Roger Dumas, a U.S. Army corporal, was taken prisoner during the Korean War. But he was not released when the fighting ended.
He is one of 7,667 Korean War personnel who still remain unaccounted for, according to the Defense POW/MIA Accounting Agency (DPAA). He was known to be alive during Operation Big Switch, but he never returned during the final release of POWs.
Dumas’ family has dedicated their lives to finding answers about his whereabouts, and they are now urging President Trump to press the issue during the high-stakes summit with North Korea leader Kim Jong Un in Vietnam.
“I think the first question should be ‘What about the POWs that were alive when the war ended and did not return like my Uncle?’” said William Dumas, the POW’s nephew.
According to the nephew, Roger Dumas’ brother, Bob, asked the army for his sibling’s military records for years, but was told they were burned in a fire.
Dumas then turned to former Connecticut Congressman Chris Dodd for help in finding any evidence that Roger was possibly still alive. Through the Freedom of Information Act, Dodd provided the family documents – one of which they claim had Roger on a list of 389 POWs who were still known to be alive.

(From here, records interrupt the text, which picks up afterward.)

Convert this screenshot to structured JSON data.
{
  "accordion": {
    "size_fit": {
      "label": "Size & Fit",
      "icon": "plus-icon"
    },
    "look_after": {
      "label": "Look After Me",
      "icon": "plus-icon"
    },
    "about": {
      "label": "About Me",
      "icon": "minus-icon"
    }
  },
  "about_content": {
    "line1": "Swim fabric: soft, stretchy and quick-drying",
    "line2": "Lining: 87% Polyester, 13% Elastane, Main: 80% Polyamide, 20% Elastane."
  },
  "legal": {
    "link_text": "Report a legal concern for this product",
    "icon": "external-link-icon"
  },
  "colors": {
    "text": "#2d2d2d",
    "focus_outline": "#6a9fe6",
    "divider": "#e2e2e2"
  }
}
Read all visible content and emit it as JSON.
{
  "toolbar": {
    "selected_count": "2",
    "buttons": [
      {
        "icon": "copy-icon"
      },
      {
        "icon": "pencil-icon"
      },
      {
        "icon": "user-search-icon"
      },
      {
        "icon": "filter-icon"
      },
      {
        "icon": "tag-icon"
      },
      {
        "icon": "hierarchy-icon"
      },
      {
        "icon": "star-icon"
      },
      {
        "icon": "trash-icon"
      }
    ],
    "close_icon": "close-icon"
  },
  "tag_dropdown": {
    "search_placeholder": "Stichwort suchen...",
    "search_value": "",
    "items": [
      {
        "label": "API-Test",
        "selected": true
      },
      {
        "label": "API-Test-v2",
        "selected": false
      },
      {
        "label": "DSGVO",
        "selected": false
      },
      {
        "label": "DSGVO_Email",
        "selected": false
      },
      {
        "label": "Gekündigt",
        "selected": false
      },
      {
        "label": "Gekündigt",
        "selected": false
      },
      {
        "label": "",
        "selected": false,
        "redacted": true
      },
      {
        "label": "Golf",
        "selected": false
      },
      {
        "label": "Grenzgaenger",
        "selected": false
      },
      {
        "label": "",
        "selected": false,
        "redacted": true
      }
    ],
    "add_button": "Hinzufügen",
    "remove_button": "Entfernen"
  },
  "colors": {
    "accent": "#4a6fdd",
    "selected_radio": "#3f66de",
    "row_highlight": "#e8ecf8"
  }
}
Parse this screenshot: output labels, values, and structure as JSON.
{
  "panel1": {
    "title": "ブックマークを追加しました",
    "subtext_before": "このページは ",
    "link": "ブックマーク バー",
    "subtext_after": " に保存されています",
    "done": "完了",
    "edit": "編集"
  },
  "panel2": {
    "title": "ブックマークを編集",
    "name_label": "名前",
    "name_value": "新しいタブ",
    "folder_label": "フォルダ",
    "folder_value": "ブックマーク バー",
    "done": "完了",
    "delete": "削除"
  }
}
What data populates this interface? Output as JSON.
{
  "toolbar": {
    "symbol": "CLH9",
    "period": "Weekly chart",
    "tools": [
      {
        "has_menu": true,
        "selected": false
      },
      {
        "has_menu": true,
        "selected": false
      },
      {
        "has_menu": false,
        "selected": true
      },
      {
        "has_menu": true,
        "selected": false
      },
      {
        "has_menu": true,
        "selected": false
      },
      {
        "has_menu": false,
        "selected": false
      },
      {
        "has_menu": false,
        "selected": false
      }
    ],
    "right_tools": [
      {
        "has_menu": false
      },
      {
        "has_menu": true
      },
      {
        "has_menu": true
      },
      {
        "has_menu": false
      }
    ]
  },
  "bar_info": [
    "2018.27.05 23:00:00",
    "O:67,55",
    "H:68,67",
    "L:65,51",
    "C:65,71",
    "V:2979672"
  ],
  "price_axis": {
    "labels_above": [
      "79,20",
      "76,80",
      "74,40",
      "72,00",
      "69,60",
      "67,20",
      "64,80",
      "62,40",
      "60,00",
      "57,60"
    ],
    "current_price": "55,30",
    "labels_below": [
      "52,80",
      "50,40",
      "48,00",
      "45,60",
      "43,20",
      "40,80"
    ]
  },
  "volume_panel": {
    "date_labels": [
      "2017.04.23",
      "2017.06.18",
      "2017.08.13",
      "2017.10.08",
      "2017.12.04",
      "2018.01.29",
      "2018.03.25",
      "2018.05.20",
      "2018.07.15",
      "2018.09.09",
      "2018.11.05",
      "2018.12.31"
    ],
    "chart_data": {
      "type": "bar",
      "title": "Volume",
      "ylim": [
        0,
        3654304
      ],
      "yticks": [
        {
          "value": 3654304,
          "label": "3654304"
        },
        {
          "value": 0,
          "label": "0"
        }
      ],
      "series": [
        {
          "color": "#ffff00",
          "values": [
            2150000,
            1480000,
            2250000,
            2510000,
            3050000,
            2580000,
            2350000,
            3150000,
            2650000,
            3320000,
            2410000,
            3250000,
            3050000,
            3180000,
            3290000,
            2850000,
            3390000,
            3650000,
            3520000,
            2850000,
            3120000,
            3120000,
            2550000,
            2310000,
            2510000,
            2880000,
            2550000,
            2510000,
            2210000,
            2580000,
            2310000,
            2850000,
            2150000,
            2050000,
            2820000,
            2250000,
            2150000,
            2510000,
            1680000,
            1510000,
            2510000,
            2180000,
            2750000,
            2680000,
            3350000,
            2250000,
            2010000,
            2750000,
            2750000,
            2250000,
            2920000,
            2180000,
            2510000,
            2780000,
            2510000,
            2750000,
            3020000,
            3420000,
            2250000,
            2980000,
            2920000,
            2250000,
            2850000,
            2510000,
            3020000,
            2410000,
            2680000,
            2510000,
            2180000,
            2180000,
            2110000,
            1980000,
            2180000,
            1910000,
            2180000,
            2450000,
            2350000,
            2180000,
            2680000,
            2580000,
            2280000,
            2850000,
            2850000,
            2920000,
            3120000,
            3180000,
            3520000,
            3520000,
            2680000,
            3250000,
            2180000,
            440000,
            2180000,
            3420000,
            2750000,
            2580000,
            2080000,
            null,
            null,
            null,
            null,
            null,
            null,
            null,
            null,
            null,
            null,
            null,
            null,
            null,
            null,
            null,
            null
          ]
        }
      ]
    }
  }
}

Dumas eventually sued the U.S. Army in the 1980s for listing Roger as MIA, and that resulted in his brother’s reclassification as POW.
“There are so many family members just trying to find some information about what happened to their loved ones," William Dumas said.
He urged President Trump to bring up the issue.
“Mr. Trump, please ask Kim Jong Un,” he said. “‘Are you holding any live Americans from the Korean War in North Korea?’”
Referring to his uncle, William Dumas added, “I think he may still be alive.”